A year ago, Michigan State linebacker Jon Reschke was on the move out of East Lansing. However, perhaps time has healed enough wounds to see Reschke return to the Spartans. Michigan State head coach Mark Dantonio is leaving the door open for that possibility, but Reschke’s fate with the program may be left in the hands of his former teammates.
Reschke never found another program to transfer to for the 2017 season and has since undergone ACL surgery. He would need to get a sixth year of eligibility from the NCAA to continue playing college football, but if he does, then Dantonio says he may welcome Reschke back if his current players decide to welcome him back.
“I’ve talked to our football team about it,” Dantonio said, according to MLive.com. “That’s our football team’s decision on that one. I think there’s certain things that you go through relative to your football team so that decision will get made as we go forward.

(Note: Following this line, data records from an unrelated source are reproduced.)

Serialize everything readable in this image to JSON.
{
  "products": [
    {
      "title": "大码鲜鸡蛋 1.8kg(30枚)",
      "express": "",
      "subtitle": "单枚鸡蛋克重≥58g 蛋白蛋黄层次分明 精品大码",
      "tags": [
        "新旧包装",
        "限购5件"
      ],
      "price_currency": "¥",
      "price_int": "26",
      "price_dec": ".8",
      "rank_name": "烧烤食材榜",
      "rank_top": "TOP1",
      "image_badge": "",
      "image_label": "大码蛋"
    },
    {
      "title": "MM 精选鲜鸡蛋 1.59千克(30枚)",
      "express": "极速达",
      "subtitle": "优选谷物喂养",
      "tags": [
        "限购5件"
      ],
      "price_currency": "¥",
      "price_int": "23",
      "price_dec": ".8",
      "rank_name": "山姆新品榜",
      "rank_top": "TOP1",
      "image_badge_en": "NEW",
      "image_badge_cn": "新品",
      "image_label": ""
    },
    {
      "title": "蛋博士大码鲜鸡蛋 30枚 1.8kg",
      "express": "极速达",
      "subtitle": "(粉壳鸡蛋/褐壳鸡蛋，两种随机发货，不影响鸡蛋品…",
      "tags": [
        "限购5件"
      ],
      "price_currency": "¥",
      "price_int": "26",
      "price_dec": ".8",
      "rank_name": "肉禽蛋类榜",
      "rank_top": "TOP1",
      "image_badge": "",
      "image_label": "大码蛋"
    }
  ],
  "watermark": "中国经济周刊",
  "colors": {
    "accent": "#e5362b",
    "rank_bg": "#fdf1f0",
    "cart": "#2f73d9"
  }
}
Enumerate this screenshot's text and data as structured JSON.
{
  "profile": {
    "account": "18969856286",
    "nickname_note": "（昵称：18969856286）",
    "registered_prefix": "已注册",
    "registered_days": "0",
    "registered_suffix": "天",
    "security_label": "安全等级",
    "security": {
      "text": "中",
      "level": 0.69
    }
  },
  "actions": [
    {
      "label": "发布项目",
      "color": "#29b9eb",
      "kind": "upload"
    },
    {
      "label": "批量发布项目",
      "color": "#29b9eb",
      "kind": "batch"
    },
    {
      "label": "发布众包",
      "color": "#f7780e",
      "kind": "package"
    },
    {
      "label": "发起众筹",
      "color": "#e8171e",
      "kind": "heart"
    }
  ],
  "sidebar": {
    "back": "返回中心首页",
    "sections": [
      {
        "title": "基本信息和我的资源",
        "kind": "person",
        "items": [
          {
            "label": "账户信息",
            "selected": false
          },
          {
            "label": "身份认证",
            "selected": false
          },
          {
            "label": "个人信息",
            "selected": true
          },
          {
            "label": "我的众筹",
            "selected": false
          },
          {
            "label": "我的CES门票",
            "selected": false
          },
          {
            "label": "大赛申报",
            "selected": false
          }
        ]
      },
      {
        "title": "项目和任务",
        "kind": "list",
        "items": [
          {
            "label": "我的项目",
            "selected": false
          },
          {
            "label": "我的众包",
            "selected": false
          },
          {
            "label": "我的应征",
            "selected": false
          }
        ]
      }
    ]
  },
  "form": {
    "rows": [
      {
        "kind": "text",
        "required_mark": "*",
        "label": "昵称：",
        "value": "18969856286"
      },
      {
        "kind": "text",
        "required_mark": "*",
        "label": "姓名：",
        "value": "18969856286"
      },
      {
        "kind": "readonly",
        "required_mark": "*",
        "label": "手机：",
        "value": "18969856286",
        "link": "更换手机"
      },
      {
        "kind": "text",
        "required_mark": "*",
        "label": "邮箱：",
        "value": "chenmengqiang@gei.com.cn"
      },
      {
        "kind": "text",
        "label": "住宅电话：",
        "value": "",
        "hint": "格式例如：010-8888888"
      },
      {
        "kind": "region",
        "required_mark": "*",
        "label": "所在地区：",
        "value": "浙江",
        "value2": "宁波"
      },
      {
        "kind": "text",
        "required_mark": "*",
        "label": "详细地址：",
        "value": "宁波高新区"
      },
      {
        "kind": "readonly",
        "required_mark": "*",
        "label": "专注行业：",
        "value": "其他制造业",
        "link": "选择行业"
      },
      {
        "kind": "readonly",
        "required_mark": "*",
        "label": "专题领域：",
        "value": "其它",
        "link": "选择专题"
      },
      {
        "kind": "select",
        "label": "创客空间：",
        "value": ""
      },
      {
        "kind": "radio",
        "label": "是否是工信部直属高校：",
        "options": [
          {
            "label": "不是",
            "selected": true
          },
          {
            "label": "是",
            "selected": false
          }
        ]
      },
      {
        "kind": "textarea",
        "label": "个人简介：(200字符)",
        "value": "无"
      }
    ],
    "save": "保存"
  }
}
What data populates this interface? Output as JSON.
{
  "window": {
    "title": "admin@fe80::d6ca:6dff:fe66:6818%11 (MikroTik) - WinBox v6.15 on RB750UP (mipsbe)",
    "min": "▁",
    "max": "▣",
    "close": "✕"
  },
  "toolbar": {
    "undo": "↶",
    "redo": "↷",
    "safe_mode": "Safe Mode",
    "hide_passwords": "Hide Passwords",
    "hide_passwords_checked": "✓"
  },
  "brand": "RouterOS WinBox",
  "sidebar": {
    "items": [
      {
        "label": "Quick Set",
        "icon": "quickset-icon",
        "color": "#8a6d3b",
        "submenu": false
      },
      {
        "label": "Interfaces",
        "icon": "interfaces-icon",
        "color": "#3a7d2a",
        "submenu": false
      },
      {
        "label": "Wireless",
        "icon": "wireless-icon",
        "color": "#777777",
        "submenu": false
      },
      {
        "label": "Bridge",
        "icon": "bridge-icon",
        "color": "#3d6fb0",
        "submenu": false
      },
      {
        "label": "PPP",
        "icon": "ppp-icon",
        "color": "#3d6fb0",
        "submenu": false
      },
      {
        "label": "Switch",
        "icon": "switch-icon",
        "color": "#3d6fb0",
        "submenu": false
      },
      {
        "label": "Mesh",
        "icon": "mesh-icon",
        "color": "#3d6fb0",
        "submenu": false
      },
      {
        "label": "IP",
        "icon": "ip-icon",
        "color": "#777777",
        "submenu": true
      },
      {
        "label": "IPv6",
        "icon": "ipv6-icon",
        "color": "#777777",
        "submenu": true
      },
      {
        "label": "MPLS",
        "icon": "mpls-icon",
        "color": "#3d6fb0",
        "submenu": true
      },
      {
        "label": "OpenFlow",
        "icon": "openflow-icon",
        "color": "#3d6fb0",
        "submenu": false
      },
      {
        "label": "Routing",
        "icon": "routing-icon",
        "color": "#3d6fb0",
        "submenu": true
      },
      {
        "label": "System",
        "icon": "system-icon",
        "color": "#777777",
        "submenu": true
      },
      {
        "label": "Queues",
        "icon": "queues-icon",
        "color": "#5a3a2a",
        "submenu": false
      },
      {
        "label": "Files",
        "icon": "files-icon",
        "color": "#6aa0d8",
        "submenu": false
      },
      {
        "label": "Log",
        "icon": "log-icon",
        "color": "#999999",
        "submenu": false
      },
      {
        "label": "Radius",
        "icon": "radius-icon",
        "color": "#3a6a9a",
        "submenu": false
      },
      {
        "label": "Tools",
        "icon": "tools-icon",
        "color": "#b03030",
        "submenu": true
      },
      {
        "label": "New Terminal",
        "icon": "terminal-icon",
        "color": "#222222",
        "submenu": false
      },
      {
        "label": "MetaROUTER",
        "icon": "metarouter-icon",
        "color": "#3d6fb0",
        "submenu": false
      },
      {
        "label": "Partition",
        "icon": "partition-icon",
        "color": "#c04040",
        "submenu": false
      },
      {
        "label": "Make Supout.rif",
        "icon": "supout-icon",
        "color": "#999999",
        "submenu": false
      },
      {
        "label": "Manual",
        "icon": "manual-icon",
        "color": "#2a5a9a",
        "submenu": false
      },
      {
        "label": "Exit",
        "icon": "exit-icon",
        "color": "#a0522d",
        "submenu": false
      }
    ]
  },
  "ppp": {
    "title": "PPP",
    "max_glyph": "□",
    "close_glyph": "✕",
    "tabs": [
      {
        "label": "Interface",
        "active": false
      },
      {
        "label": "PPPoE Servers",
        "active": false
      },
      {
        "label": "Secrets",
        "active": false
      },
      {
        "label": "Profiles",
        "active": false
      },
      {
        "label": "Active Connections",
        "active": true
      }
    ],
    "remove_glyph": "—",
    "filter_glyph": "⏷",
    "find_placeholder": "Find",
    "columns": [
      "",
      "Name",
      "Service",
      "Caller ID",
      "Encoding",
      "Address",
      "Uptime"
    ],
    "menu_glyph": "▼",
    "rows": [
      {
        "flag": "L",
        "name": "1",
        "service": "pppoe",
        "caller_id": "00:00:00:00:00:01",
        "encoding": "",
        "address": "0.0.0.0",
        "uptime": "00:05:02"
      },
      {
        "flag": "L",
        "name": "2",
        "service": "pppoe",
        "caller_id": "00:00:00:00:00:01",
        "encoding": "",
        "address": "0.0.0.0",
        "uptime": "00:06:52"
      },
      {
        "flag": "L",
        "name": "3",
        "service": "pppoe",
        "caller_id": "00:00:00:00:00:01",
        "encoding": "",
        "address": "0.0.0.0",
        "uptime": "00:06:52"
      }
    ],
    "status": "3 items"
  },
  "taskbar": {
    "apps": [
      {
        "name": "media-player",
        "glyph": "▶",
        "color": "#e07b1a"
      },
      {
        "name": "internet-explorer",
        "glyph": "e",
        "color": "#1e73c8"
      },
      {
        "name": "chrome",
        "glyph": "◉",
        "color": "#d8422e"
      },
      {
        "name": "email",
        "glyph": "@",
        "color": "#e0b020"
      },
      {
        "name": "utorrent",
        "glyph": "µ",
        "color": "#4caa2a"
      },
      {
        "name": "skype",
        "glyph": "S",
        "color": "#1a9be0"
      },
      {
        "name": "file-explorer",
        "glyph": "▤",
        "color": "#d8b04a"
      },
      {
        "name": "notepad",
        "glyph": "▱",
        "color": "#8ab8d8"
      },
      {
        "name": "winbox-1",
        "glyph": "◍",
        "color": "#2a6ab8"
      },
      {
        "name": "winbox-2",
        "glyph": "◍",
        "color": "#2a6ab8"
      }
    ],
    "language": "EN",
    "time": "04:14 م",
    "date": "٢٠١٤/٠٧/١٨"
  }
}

I think it’s more important to talk to our players about that, if and when that happens.”
Football coaches allowing team members to determine the fate of a player that has fallen out of the good graces of the program is nothing new, and considering the circumstances surrounding Reschke’s departure from the program, this seems like a logical decision. Dantonio is allowing the players to determine whether or not they want to give someone who lost control a second chance rather than bring a guy who was perceived to be a bad egg back into the program without testing the waters within the locker room.
It took just one season for Jeff Brohm to convince Purdue he was the right man for the job (well, since the school hired him, at least). Now, Brohm has two more years coaching the Boilermakers lined up after the school tacked on a two-year contract extension. The extended contract now runs through the 2024 season, providing some nice job security for the coach that has already helped to reshape the Purdue football program.
“This extension is a reflection of how pleased we are with Jeff’s leadership of our football program,” Purdue athletics director Mike Bobinski said in a released statement. “He has brought renewed energy to our campus, revived our fan base and alumni, and made Purdue relevant once again in the college football landscape. With the success of last season as a foundation, we have tremendous optimism about the future of Purdue football.”
Purdue went 7-6 in Brohm’s first year as the head coach of the Boilermakers to mark the first winning season in West Lafayette, Indiana since 2011. Purdue won a total of nine games in the previous four seasons under Brohm’s predecessor, Darrell Hazell. The 2017 season ended with Purdue’s first bowl victory since the 2011 season.
As the season went along, Purdue saw an increase in fan support on game day with an average of 13,433 more fans per home game (it’s worth noting the Purdue home schedule included games against Michigan, Nebraska, and in-state rival Indiana; Purdue also played a season opener in Indianapolis against Lamar Jackson and Louisville). It may still take some time to get Purdue in a position where it can be any sort of threat in the Big Ten, but the renewed energy around the program was noticeable last fall.
Notre Dame cornerback Nick Watkins will be playing somewhere else this fall. Watkins announced, via Twitter, he will be leaving the Irish behind in search of a new program to complete his college football career.
As a graduate transfer, Watkins will be eligible to play with any new program this fall.
“When I decided to attend Notre Dame, my primary goal was to earn a degree from this prestigious university, and I’m proud to say that I’ll achieve that goal,” Watkins said in his statement. “With that being said, I’ll search for a new school to attend for my last year of college football.”
Last season Watkins appeared in 12 games for the Irish and recorded 21 solo tackles and seven assisted tackles. He also broke up eight passes and recorded an interception. Watkins played as a backup for Notre Dame and likely would have played a similar role this fall if he stayed in South Bend, but the former four-star recruit has potential to land a starting job in the right situation.